══ SOURCE MATERIAL

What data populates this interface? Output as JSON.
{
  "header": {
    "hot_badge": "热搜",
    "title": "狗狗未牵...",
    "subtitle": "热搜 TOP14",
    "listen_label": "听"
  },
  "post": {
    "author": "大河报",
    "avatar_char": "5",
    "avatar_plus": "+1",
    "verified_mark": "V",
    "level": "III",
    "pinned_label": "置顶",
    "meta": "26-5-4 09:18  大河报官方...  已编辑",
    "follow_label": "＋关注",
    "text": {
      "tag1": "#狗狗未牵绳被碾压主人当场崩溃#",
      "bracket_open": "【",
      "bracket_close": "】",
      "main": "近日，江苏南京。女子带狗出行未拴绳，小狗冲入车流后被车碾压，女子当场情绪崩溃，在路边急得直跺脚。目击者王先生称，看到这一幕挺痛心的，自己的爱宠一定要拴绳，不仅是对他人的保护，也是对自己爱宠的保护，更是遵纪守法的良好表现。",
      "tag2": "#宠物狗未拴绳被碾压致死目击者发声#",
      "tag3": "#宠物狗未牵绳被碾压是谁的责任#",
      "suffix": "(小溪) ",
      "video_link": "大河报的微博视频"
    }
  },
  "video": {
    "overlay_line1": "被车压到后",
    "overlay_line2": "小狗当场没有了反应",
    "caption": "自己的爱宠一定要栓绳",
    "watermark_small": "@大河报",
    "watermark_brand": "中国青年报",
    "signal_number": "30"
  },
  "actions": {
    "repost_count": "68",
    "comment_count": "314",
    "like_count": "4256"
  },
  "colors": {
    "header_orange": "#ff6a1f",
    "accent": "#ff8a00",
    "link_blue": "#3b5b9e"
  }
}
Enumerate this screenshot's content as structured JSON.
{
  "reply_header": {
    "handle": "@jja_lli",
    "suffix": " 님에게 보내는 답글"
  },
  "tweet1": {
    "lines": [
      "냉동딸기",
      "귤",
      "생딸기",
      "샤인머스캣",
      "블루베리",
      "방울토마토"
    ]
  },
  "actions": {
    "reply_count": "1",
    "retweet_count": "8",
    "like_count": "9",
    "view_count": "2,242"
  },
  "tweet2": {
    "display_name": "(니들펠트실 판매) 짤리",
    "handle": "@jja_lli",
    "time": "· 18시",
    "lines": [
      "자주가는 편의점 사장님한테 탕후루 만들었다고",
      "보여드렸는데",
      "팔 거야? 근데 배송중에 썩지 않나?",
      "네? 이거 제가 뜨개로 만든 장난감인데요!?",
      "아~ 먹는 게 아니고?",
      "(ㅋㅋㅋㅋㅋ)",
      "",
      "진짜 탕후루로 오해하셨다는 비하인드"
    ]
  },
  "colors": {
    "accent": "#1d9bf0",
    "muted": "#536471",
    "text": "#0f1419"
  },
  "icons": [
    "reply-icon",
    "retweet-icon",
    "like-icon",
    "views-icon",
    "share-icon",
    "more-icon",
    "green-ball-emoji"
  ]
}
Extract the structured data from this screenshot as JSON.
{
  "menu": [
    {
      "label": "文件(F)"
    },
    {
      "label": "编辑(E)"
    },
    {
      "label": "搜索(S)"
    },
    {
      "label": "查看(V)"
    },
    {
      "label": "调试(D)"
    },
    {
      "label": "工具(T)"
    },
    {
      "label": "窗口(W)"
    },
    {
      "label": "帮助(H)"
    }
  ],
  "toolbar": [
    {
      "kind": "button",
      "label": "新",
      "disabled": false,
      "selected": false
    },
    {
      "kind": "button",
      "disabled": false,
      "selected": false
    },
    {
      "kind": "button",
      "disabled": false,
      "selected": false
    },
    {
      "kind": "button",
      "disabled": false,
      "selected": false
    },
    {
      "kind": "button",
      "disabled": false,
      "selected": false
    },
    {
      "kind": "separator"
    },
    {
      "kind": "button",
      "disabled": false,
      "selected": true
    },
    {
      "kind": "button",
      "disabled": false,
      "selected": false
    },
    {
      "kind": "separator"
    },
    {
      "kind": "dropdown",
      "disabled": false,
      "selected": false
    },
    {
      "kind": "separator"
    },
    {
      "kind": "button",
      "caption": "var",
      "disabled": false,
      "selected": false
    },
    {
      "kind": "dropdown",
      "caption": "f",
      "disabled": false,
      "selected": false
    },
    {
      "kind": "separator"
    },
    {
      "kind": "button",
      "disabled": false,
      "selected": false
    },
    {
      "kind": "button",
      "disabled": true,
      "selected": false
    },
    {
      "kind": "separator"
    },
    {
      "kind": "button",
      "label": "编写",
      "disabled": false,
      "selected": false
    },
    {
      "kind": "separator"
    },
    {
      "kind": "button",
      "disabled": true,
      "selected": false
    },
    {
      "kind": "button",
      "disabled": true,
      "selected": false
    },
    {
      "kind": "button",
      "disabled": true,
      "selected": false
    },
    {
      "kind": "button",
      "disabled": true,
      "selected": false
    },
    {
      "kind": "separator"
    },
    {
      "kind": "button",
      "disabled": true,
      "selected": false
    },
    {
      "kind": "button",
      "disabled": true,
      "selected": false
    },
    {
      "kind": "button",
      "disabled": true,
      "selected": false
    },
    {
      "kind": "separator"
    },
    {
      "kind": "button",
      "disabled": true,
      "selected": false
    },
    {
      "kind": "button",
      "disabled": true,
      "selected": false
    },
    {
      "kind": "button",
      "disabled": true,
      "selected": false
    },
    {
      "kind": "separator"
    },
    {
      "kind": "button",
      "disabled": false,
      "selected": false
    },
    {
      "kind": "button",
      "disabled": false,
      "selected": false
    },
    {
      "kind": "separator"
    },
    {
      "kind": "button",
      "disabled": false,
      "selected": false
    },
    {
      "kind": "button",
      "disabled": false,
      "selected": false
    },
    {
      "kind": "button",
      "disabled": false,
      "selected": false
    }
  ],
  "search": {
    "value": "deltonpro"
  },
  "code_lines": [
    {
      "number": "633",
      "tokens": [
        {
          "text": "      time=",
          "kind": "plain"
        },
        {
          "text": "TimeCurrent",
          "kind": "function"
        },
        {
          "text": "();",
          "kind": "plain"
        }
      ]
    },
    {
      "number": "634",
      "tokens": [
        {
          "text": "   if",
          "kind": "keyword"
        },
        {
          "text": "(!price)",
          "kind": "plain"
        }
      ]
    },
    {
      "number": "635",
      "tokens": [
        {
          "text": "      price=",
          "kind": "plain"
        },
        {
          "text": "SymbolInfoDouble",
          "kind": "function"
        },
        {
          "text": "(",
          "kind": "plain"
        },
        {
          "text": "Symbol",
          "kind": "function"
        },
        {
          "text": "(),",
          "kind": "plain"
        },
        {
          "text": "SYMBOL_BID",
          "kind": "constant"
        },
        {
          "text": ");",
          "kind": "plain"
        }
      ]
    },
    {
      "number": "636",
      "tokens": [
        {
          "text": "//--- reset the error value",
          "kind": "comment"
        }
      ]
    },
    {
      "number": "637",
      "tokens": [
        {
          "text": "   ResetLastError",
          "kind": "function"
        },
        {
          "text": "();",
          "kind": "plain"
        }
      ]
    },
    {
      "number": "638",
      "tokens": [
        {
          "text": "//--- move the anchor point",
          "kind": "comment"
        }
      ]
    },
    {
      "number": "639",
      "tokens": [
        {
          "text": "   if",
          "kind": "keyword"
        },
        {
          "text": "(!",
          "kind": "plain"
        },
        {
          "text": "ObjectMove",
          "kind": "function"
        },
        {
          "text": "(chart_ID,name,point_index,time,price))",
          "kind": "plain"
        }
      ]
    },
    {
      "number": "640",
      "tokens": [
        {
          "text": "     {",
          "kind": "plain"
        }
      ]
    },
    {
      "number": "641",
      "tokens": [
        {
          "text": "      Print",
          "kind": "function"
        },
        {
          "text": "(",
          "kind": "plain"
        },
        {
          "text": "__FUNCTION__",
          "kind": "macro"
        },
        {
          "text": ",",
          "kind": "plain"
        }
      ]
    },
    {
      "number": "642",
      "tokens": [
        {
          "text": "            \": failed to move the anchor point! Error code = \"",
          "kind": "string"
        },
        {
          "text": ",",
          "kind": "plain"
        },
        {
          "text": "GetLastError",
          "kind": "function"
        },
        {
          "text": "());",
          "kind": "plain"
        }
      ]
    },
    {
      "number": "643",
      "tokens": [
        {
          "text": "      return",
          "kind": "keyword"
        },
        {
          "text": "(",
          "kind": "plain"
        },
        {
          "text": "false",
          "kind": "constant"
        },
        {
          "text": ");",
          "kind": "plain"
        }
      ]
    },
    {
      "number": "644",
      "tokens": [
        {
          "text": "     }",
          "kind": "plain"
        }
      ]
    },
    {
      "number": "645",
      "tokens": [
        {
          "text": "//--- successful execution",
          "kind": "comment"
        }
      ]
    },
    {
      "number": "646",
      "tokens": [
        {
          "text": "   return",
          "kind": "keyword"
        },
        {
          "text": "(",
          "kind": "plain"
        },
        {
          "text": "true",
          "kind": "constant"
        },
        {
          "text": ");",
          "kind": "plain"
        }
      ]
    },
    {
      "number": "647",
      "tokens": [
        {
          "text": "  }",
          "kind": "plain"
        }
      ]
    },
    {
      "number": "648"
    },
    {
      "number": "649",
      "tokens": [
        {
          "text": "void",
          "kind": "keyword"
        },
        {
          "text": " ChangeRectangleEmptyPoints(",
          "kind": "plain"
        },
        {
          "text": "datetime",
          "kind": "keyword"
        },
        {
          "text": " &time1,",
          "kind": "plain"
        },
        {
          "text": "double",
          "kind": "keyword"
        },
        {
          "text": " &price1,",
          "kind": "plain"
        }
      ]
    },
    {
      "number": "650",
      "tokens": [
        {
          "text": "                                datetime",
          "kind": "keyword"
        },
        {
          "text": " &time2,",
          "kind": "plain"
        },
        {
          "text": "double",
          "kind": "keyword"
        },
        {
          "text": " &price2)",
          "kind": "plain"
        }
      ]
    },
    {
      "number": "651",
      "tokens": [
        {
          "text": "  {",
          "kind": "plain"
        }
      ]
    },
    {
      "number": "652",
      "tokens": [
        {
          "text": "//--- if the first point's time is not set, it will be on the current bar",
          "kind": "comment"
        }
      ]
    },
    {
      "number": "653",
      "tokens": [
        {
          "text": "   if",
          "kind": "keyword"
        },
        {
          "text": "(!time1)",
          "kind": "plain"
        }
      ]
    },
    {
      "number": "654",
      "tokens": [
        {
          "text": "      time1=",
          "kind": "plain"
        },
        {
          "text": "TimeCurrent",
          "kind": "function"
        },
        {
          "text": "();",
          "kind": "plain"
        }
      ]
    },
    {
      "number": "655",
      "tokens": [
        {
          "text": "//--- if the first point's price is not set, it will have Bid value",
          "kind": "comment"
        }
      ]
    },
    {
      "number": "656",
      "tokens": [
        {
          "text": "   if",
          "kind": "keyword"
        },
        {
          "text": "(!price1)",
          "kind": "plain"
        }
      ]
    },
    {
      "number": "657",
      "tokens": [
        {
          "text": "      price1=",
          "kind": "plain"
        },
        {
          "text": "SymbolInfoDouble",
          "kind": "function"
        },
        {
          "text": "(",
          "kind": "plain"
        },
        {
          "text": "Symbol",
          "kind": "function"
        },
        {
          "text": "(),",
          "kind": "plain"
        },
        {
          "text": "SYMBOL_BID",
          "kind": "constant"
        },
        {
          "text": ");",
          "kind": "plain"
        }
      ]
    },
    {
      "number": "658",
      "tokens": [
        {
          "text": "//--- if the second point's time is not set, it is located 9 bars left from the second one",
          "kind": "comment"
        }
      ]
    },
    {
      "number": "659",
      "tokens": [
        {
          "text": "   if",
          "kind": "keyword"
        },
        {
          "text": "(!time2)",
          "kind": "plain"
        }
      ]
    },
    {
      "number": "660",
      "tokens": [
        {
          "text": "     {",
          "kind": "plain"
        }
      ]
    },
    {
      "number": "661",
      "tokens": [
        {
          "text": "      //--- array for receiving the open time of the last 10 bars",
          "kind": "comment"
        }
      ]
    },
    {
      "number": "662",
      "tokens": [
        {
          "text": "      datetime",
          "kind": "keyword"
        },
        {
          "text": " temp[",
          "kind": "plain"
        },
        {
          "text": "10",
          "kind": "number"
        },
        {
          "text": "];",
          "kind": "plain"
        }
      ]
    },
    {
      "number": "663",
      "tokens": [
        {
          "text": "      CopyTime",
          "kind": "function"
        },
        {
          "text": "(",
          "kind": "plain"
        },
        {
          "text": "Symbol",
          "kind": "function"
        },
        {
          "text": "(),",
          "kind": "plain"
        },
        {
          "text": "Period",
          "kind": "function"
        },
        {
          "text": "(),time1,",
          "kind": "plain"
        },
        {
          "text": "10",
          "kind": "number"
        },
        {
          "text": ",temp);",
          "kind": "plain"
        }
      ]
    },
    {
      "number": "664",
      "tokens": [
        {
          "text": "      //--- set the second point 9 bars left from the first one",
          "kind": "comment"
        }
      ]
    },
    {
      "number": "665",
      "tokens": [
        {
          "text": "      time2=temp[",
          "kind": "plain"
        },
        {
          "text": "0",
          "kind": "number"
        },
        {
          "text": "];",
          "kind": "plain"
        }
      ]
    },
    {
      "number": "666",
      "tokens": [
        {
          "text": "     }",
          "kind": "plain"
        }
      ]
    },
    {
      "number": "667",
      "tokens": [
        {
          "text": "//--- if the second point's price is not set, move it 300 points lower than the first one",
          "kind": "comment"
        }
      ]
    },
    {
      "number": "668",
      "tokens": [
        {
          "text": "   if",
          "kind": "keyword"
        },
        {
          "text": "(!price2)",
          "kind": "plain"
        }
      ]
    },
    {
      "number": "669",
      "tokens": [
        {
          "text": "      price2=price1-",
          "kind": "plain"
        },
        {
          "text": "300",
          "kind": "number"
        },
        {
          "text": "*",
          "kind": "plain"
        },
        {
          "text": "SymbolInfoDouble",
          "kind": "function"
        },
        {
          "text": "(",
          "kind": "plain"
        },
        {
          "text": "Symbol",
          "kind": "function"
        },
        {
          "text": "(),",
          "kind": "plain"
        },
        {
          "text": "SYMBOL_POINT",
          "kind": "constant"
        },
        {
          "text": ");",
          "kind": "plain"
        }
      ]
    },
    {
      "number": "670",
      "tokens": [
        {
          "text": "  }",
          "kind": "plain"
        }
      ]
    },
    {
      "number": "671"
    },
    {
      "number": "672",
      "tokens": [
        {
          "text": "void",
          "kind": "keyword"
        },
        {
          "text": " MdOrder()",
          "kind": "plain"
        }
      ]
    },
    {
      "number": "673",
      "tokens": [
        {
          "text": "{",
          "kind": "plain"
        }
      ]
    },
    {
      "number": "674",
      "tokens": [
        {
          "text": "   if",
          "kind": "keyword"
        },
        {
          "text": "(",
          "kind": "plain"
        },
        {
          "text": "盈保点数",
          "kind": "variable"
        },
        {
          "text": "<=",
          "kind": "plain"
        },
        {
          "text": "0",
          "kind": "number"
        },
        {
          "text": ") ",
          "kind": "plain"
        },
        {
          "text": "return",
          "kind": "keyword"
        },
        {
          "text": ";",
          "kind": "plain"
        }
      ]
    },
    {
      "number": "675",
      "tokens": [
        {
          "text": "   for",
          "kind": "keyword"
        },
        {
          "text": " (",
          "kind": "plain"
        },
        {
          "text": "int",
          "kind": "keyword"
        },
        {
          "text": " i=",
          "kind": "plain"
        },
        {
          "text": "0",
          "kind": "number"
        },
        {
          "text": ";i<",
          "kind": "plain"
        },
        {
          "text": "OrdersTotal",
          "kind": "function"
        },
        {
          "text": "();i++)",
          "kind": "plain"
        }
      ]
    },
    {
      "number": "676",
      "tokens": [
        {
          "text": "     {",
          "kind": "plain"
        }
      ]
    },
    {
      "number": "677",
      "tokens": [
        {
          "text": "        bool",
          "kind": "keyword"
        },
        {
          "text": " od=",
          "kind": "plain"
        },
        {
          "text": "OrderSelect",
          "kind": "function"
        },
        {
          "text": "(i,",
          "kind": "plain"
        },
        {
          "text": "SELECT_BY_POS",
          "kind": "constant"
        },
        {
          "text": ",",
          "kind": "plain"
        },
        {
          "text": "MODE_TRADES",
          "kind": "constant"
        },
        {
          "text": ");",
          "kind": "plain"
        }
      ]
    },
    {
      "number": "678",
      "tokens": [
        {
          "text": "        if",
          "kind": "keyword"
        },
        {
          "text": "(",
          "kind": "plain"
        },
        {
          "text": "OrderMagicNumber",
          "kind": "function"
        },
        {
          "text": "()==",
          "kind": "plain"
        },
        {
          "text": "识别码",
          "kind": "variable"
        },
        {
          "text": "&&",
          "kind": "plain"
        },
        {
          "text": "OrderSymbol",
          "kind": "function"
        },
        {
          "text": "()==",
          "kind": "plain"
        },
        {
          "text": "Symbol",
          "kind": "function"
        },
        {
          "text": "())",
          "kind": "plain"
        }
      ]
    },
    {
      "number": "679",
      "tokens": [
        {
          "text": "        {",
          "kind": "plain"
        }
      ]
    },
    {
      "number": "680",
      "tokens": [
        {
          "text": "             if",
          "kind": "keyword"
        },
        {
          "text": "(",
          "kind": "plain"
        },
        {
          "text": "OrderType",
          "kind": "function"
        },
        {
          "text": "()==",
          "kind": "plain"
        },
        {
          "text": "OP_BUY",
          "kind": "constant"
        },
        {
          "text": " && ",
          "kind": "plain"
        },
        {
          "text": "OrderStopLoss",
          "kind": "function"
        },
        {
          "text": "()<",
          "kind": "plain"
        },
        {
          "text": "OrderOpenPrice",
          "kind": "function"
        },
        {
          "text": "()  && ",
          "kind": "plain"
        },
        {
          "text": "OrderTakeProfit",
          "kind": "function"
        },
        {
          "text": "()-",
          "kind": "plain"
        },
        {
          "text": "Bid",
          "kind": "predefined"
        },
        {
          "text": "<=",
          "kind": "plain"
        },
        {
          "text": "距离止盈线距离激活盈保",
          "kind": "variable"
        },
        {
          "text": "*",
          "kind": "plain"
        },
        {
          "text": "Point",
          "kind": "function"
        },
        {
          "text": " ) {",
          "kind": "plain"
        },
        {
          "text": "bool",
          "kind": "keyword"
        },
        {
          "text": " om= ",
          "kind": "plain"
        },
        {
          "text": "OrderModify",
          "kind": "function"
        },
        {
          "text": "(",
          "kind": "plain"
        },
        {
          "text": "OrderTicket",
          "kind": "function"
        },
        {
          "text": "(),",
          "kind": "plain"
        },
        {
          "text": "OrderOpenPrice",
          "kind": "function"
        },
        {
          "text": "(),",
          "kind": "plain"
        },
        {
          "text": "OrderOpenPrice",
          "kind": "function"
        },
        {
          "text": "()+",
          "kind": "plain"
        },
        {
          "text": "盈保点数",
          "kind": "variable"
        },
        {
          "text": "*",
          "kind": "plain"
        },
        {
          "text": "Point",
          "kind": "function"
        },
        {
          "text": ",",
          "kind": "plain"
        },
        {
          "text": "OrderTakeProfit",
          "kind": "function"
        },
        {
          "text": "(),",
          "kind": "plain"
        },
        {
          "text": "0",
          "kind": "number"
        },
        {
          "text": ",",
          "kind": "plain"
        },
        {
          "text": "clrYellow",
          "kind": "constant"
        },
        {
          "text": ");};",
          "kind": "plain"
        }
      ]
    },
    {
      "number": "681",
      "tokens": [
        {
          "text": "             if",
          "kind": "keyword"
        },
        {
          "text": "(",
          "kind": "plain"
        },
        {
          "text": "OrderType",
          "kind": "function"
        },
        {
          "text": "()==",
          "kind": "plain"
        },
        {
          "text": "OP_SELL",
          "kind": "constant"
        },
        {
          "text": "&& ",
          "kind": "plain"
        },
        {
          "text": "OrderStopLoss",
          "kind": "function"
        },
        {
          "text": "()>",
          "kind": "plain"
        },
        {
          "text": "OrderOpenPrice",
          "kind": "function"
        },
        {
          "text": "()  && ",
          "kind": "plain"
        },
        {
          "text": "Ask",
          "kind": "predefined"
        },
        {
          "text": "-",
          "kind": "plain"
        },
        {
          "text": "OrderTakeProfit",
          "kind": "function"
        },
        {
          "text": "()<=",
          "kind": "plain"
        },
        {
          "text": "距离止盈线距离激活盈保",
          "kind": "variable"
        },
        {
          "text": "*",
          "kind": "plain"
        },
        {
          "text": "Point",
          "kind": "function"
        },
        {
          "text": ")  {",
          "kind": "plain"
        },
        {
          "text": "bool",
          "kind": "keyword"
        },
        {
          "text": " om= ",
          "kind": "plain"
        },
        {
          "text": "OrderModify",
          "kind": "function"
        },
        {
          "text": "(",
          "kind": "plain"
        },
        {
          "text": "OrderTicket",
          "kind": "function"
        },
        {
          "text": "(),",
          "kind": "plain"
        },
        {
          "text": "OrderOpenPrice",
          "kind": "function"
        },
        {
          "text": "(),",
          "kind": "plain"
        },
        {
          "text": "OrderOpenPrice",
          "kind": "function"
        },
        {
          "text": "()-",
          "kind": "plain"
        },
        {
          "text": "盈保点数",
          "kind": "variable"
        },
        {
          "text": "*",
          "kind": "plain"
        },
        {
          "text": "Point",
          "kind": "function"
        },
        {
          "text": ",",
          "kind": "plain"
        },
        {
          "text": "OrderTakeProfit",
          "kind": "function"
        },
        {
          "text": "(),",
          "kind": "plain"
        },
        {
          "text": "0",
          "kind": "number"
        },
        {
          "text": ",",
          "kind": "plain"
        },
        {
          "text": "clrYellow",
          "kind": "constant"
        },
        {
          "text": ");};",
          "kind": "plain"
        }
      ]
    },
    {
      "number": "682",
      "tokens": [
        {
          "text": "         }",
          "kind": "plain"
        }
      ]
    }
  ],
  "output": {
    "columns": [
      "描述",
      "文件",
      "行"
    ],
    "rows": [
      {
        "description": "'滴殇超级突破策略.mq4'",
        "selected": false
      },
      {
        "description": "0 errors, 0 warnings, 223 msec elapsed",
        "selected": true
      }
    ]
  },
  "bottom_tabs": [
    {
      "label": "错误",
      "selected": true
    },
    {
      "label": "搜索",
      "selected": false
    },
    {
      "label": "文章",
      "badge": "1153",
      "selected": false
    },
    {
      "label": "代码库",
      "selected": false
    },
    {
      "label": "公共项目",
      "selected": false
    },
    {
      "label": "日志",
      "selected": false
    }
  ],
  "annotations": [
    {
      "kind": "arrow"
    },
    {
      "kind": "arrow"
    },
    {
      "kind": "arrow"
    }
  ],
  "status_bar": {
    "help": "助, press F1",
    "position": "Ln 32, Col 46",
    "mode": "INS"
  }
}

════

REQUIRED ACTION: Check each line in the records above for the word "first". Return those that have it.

SOLUTION TO THIS EXERCISE:
          "text": "//--- if the first point's time is not set, it will be on the current bar",
          "text": "//--- if the first point's price is not set, it will have Bid value",
          "text": "      //--- set the second point 9 bars left from the first one",
          "text": "//--- if the second point's price is not set, move it 300 points lower than the first one",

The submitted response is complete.